I could not agree more that this is a marketing issue. I’ve mentioned it here.
The marketing so far has been totally lacking and could use some serious direct marketing efforts. My thoughts… shoot a longer form edutainment “show” and cut down smaller segments for web demos. Use the show on a DVD and send it to highly targeted homes in the mail for acquisition but also use it for fulfillment of qualified information requests. I would partner with the big box stores and run the show on a TV/DVD set-up so that casual shoppers could get a real understanding of how the thing works. Be sure to have either representation from either TiVO or the device makers, or make damn sure the employees receive some actual training on what you are promoting.
Ditch the 30 second quirky and funny spots that are probably being worked on now to run in the near future…
Both Robert Scoble, Dave Winer and Marc Canter have weighed in the slow adoption of DVRs such as TiVo or Media Center PC in the marketplace. They are all correct to some degree but also miss the mark. One of the interesting things that happens when you apply research and analysis to the subject is you get a different picture about the paradox of adoption. In this case the paradox is relatively small sales but tremendous enthusiasm of those who DO adopt it.
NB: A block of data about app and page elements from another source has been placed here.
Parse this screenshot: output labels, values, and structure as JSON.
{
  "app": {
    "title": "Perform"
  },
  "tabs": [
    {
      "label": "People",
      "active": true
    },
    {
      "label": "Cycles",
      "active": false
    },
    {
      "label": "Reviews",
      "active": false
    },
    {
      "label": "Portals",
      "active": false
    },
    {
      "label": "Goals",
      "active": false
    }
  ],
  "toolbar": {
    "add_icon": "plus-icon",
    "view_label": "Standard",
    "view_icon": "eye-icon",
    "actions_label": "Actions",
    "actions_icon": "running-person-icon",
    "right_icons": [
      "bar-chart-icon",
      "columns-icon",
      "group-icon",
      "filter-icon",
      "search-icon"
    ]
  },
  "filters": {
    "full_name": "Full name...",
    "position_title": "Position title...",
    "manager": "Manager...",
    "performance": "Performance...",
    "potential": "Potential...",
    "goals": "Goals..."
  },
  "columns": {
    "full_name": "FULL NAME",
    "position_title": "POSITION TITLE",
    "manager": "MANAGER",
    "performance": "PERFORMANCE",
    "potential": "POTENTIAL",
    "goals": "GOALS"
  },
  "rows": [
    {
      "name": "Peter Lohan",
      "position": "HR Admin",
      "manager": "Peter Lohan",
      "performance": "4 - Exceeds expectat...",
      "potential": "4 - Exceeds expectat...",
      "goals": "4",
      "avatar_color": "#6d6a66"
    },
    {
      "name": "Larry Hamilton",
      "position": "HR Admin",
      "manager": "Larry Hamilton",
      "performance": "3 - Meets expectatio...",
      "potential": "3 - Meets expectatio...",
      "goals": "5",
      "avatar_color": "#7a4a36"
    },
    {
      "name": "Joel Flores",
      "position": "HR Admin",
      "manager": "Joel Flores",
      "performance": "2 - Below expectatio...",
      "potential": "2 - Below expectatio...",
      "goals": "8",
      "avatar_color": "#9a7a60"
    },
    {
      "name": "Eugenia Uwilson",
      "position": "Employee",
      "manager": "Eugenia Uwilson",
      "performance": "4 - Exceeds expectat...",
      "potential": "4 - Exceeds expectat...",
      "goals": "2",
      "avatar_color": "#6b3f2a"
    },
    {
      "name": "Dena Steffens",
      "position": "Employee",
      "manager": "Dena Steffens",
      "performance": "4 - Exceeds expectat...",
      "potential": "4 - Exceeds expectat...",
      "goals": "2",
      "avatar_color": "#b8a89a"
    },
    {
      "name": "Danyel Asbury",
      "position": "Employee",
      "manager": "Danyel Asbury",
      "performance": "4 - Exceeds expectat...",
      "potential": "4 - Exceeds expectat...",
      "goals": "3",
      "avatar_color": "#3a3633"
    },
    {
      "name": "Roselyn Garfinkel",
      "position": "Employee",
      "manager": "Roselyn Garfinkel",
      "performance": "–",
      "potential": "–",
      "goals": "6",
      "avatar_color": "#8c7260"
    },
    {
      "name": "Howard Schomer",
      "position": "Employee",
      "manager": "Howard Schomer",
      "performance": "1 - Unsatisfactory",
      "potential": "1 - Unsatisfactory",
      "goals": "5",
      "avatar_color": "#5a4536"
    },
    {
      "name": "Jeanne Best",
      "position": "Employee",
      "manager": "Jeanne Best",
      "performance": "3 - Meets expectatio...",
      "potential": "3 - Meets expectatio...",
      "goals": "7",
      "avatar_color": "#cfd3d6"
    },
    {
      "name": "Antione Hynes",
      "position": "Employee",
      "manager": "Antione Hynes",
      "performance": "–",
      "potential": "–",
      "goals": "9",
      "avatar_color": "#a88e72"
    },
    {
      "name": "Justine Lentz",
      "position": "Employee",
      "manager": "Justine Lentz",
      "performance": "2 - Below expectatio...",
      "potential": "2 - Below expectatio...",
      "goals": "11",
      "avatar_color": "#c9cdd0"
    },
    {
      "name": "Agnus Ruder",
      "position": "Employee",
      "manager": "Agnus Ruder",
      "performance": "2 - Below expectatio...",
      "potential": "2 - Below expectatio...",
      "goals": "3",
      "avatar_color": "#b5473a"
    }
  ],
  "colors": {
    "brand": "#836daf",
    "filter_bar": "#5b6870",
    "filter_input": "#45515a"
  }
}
So what’s the reason? DVRs by themselves are not “killer applications”. In fact, there’s a multitude of features that are totally contextual, that at a given moment in time BECOME the killer app. Want to pause TV when the phone rings? That’s the killer app at that moment. Recording a show using an EPG to simply search for it? That’s the killer app at that moment. Skipping commercials when you watch recorded content? That’s the killer app at that moment. Contextual functionality ONLY comes together when you get to see the whole, not a piece or part. When you see only pieces, you just get a very expensive VCR not a DVR.
This is a nasty marketing problem since there’s no good way to get the message across in 30 seconds. It’s also why leveraging the fan base is critical, since those are the folks who have made the leap of faith.[Michael Gartenberg]